- _What the task requires_
Within the listing below, show every line that contains the word "JSON".
::: Data
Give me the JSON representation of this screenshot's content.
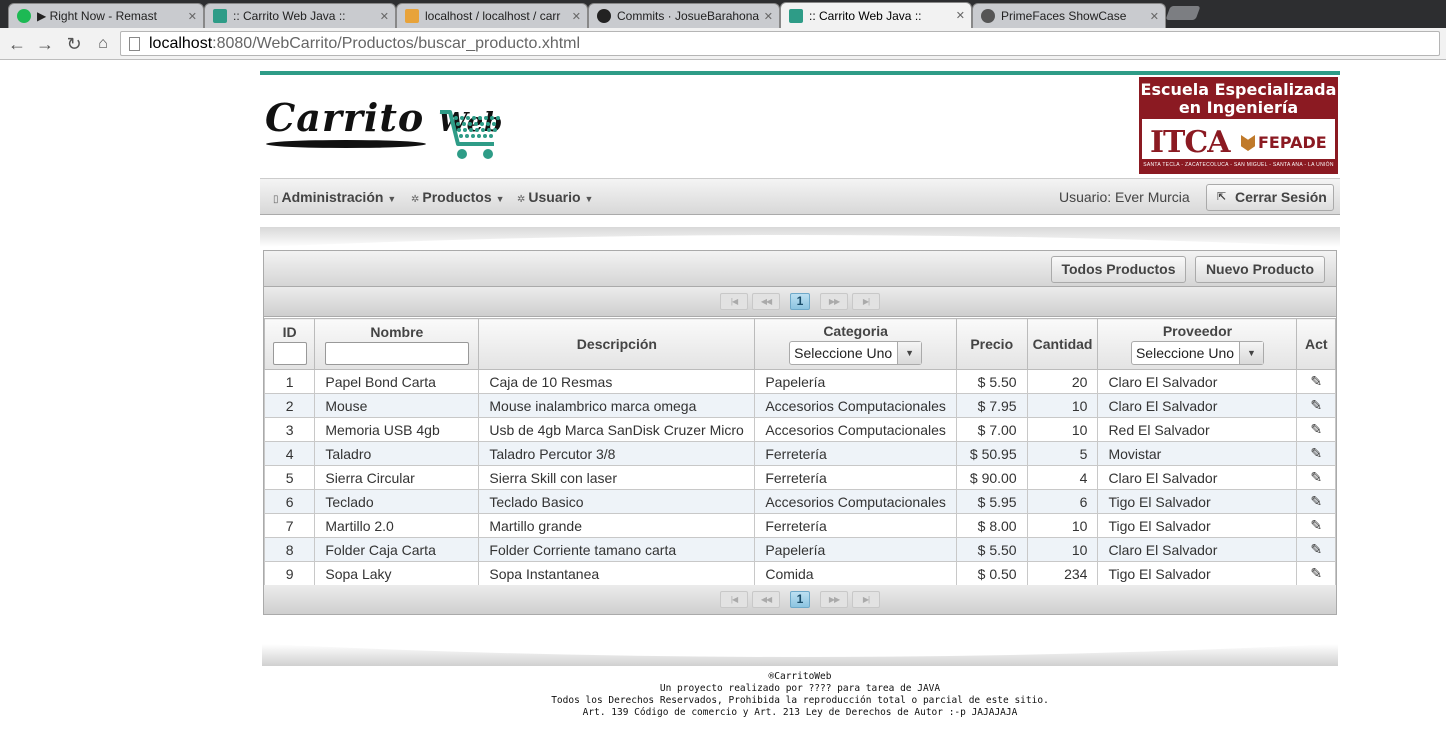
{
  "browser": {
    "tabs": [
      {
        "title": "▶ Right Now - Remast",
        "icon": "spotify-icon",
        "color": "#1db954",
        "left": 0
      },
      {
        "title": ":: Carrito Web Java ::",
        "icon": "cart-favicon",
        "color": "#2e9c87",
        "left": 0
      },
      {
        "title": "localhost / localhost / carr",
        "icon": "phpmyadmin-icon",
        "color": "#e8a33a",
        "left": 0
      },
      {
        "title": "Commits · JosueBarahona",
        "icon": "github-icon",
        "color": "#222222",
        "left": 0
      },
      {
        "title": ":: Carrito Web Java ::",
        "icon": "cart-favicon",
        "color": "#2e9c87",
        "left": 0
      },
      {
        "title": "PrimeFaces ShowCase",
        "icon": "primefaces-icon",
        "color": "#555555",
        "left": 0
      }
    ],
    "url_host": "localhost",
    "url_path": ":8080/WebCarrito/Productos/buscar_producto.xhtml"
  },
  "header": {
    "logo_word1": "Carrito",
    "logo_word2": "Web",
    "itca_line1": "Escuela Especializada",
    "itca_line2": "en Ingeniería",
    "itca_name": "ITCA",
    "fepade": "FEPADE",
    "itca_strip": "SANTA TECLA - ZACATECOLUCA - SAN MIGUEL - SANTA ANA - LA UNIÓN"
  },
  "menu": {
    "items": [
      "Administración",
      "Productos",
      "Usuario"
    ],
    "user": "Usuario: Ever Murcia",
    "logout": "Cerrar Sesión"
  },
  "table": {
    "buttons": {
      "todos": "Todos Productos",
      "nuevo": "Nuevo Producto"
    },
    "current_page": "1",
    "columns": {
      "id": "ID",
      "nombre": "Nombre",
      "descripcion": "Descripción",
      "categoria": "Categoria",
      "precio": "Precio",
      "cantidad": "Cantidad",
      "proveedor": "Proveedor",
      "act": "Act"
    },
    "select_placeholder": "Seleccione Uno",
    "rows": [
      {
        "id": "1",
        "nombre": "Papel Bond Carta",
        "descripcion": "Caja de 10 Resmas",
        "categoria": "Papelería",
        "precio": "$ 5.50",
        "cantidad": "20",
        "proveedor": "Claro El Salvador"
      },
      {
        "id": "2",
        "nombre": "Mouse",
        "descripcion": "Mouse inalambrico marca omega",
        "categoria": "Accesorios Computacionales",
        "precio": "$ 7.95",
        "cantidad": "10",
        "proveedor": "Claro El Salvador"
      },
      {
        "id": "3",
        "nombre": "Memoria USB 4gb",
        "descripcion": "Usb de 4gb Marca SanDisk Cruzer Micro",
        "categoria": "Accesorios Computacionales",
        "precio": "$ 7.00",
        "cantidad": "10",
        "proveedor": "Red El Salvador"
      },
      {
        "id": "4",
        "nombre": "Taladro",
        "descripcion": "Taladro Percutor 3/8",
        "categoria": "Ferretería",
        "precio": "$ 50.95",
        "cantidad": "5",
        "proveedor": "Movistar"
      },
      {
        "id": "5",
        "nombre": "Sierra Circular",
        "descripcion": "Sierra Skill con laser",
        "categoria": "Ferretería",
        "precio": "$ 90.00",
        "cantidad": "4",
        "proveedor": "Claro El Salvador"
      },
      {
        "id": "6",
        "nombre": "Teclado",
        "descripcion": "Teclado Basico",
        "categoria": "Accesorios Computacionales",
        "precio": "$ 5.95",
        "cantidad": "6",
        "proveedor": "Tigo El Salvador"
      },
      {
        "id": "7",
        "nombre": "Martillo 2.0",
        "descripcion": "Martillo grande",
        "categoria": "Ferretería",
        "precio": "$ 8.00",
        "cantidad": "10",
        "proveedor": "Tigo El Salvador"
      },
      {
        "id": "8",
        "nombre": "Folder Caja Carta",
        "descripcion": "Folder Corriente tamano carta",
        "categoria": "Papelería",
        "precio": "$ 5.50",
        "cantidad": "10",
        "proveedor": "Claro El Salvador"
      },
      {
        "id": "9",
        "nombre": "Sopa Laky",
        "descripcion": "Sopa Instantanea",
        "categoria": "Comida",
        "precio": "$ 0.50",
        "cantidad": "234",
        "proveedor": "Tigo El Salvador"
      }
    ]
  },
  "footer": {
    "line1": "®CarritoWeb",
    "line2": "Un proyecto realizado por ???? para tarea de JAVA",
    "line3": "Todos los Derechos Reservados, Prohibida la reproducción total o parcial de este sitio.",
    "line4": "Art. 139 Código de comercio y Art. 213 Ley de Derechos de Autor :-p JAJAJAJA"
  },
  "colors": {
    "accent": "#2e9c87",
    "itca_red": "#8b1a22"
  }
}
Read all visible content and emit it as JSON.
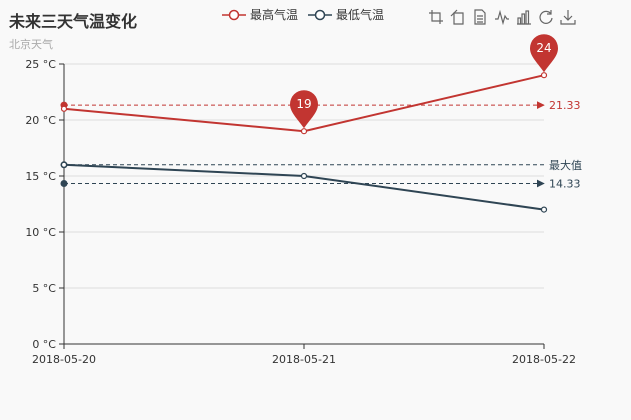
{
  "title": "未来三天气温变化",
  "subtitle": "北京天气",
  "legend": [
    {
      "name": "最高气温",
      "color": "#c23531"
    },
    {
      "name": "最低气温",
      "color": "#2f4554"
    }
  ],
  "toolbox": [
    "zoom-icon",
    "zoom-reset-icon",
    "data-view-icon",
    "line-chart-icon",
    "bar-chart-icon",
    "restore-icon",
    "save-image-icon"
  ],
  "chart_data": {
    "type": "line",
    "categories": [
      "2018-05-20",
      "2018-05-21",
      "2018-05-22"
    ],
    "ylim": [
      0,
      25
    ],
    "y_ticks": [
      0,
      5,
      10,
      15,
      20,
      25
    ],
    "y_unit": "°C",
    "grid": "horizontal",
    "series": [
      {
        "name": "最高气温",
        "color": "#c23531",
        "values": [
          21,
          19,
          24
        ],
        "mark_points": [
          {
            "label": "19",
            "category_index": 1,
            "value": 19
          },
          {
            "label": "24",
            "category_index": 2,
            "value": 24
          }
        ],
        "mark_line": {
          "value": 21.33,
          "label": "21.33"
        }
      },
      {
        "name": "最低气温",
        "color": "#2f4554",
        "values": [
          16,
          15,
          12
        ],
        "mark_lines": [
          {
            "value": 16,
            "label": "最大值",
            "arrow": false
          },
          {
            "value": 14.33,
            "label": "14.33",
            "arrow": true
          }
        ]
      }
    ]
  }
}
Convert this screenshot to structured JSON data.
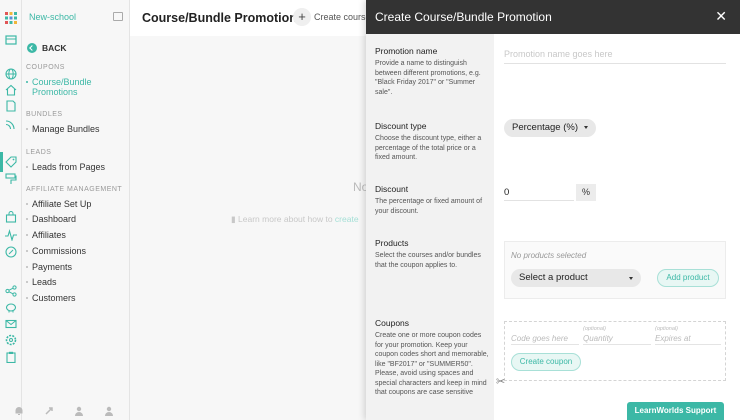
{
  "app": {
    "brand": "New-school"
  },
  "nav": {
    "back_label": "BACK",
    "sections": [
      {
        "title": "COUPONS",
        "items": [
          {
            "label": "Course/Bundle Promotions",
            "active": true
          }
        ]
      },
      {
        "title": "BUNDLES",
        "items": [
          {
            "label": "Manage Bundles"
          }
        ]
      },
      {
        "title": "LEADS",
        "items": [
          {
            "label": "Leads from Pages"
          }
        ]
      },
      {
        "title": "AFFILIATE MANAGEMENT",
        "items": [
          {
            "label": "Affiliate Set Up"
          },
          {
            "label": "Dashboard"
          },
          {
            "label": "Affiliates"
          },
          {
            "label": "Commissions"
          },
          {
            "label": "Payments"
          },
          {
            "label": "Leads"
          },
          {
            "label": "Customers"
          }
        ]
      }
    ]
  },
  "page": {
    "title": "Course/Bundle Promotions",
    "create_label": "Create course",
    "empty_text": "No",
    "learn_text": "Learn more about how to ",
    "learn_link": "create"
  },
  "modal": {
    "title": "Create Course/Bundle Promotion",
    "fields": {
      "promotion_name": {
        "label": "Promotion name",
        "description": "Provide a name to distinguish between different promotions, e.g. \"Black Friday 2017\" or \"Summer sale\".",
        "placeholder": "Promotion name goes here"
      },
      "discount_type": {
        "label": "Discount type",
        "description": "Choose the discount type, either a percentage of the total price or a fixed amount.",
        "value": "Percentage (%)"
      },
      "discount": {
        "label": "Discount",
        "description": "The percentage or fixed amount of your discount.",
        "value": "0",
        "unit": "%"
      },
      "products": {
        "label": "Products",
        "description": "Select the courses and/or bundles that the coupon applies to.",
        "empty": "No products selected",
        "select_label": "Select a product",
        "add_label": "Add product"
      },
      "coupons": {
        "label": "Coupons",
        "description": "Create one or more coupon codes for your promotion. Keep your coupon codes short and memorable, like \"BF2017\" or \"SUMMER50\". Please, avoid using spaces and special characters and keep in mind that coupons are case sensitive",
        "code_placeholder": "Code goes here",
        "quantity_optional": "(optional)",
        "quantity_placeholder": "Quantity",
        "expires_optional": "(optional)",
        "expires_placeholder": "Expires at",
        "create_label": "Create coupon"
      }
    }
  },
  "support": {
    "label": "LearnWorlds Support"
  },
  "colors": {
    "accent": "#3cb8a6",
    "header": "#333333"
  },
  "icons": [
    "apps-icon",
    "collapse-icon",
    "book-icon",
    "globe-icon",
    "home-icon",
    "page-icon",
    "rss-icon",
    "tag-icon",
    "paint-roller-icon",
    "bag-icon",
    "pulse-icon",
    "percent-icon",
    "share-icon",
    "piggy-bank-icon",
    "mail-icon",
    "gear-icon",
    "clipboard-icon",
    "bell-icon",
    "rocket-icon",
    "user-icon",
    "user-gear-icon",
    "close-icon",
    "scissors-icon"
  ]
}
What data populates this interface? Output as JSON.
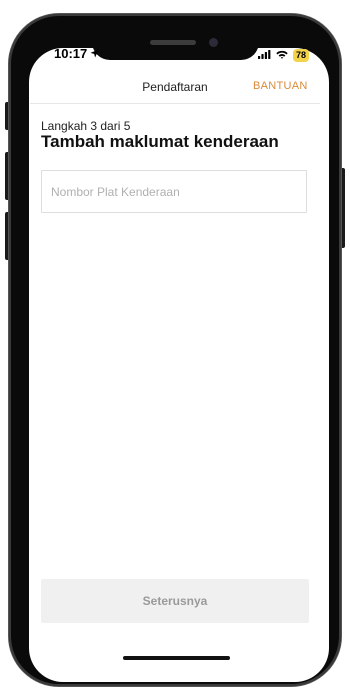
{
  "status_bar": {
    "time": "10:17",
    "battery": "78"
  },
  "header": {
    "title": "Pendaftaran",
    "help_label": "BANTUAN"
  },
  "main": {
    "step": "Langkah 3 dari 5",
    "heading": "Tambah maklumat kenderaan",
    "plate_input": {
      "value": "",
      "placeholder": "Nombor Plat Kenderaan"
    },
    "next_label": "Seterusnya"
  },
  "colors": {
    "accent": "#d98b3a",
    "battery": "#f2d34a",
    "button_disabled_bg": "#f0f0f0",
    "button_disabled_text": "#9a9a9a"
  },
  "icons": [
    "location-arrow-icon",
    "signal-icon",
    "wifi-icon",
    "battery-icon"
  ]
}
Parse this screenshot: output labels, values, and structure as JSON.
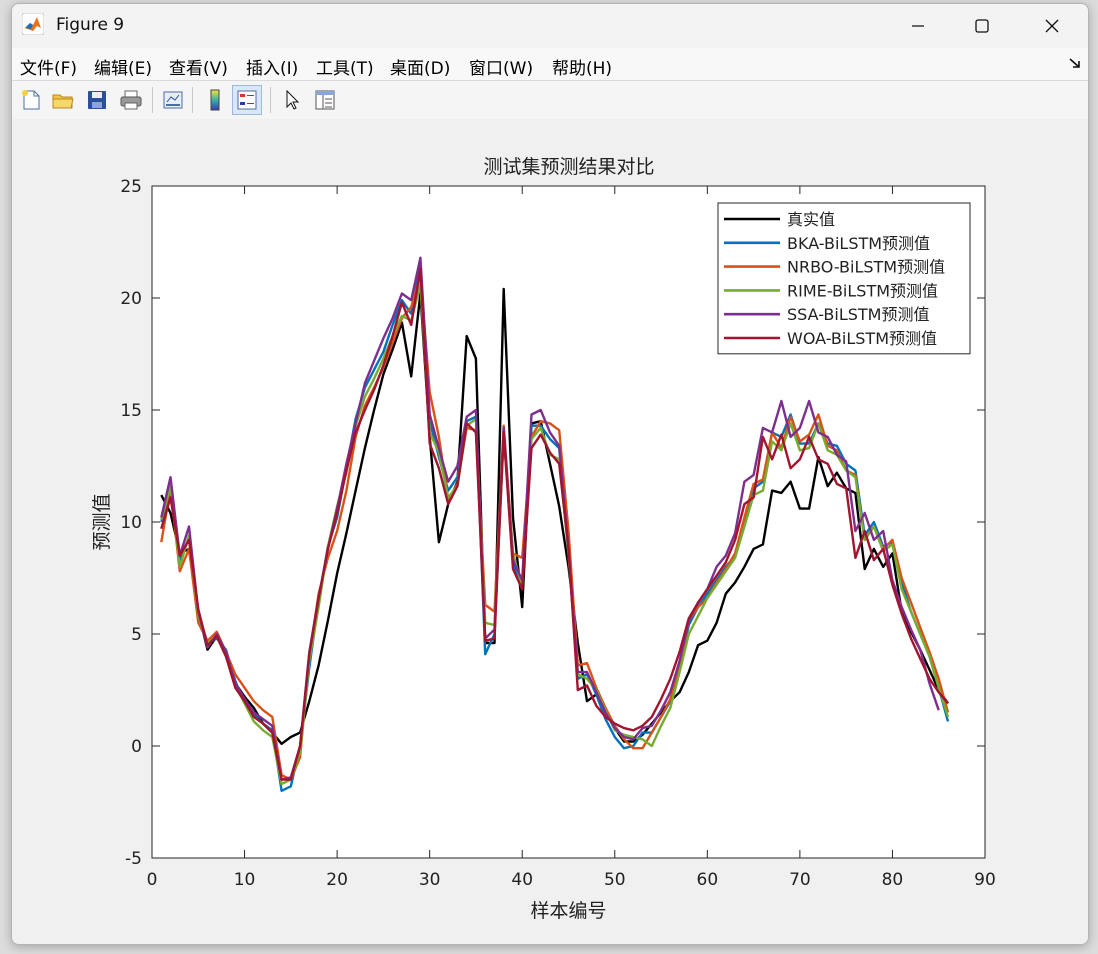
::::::
- _Response to the task_
Give me the JSON representation of this screenshot's content.
Read all visible content and emit it as JSON.
Convert this screenshot to structured JSON data.
What data populates this interface? Output as JSON.
Parse this screenshot: output labels, values, and structure as JSON.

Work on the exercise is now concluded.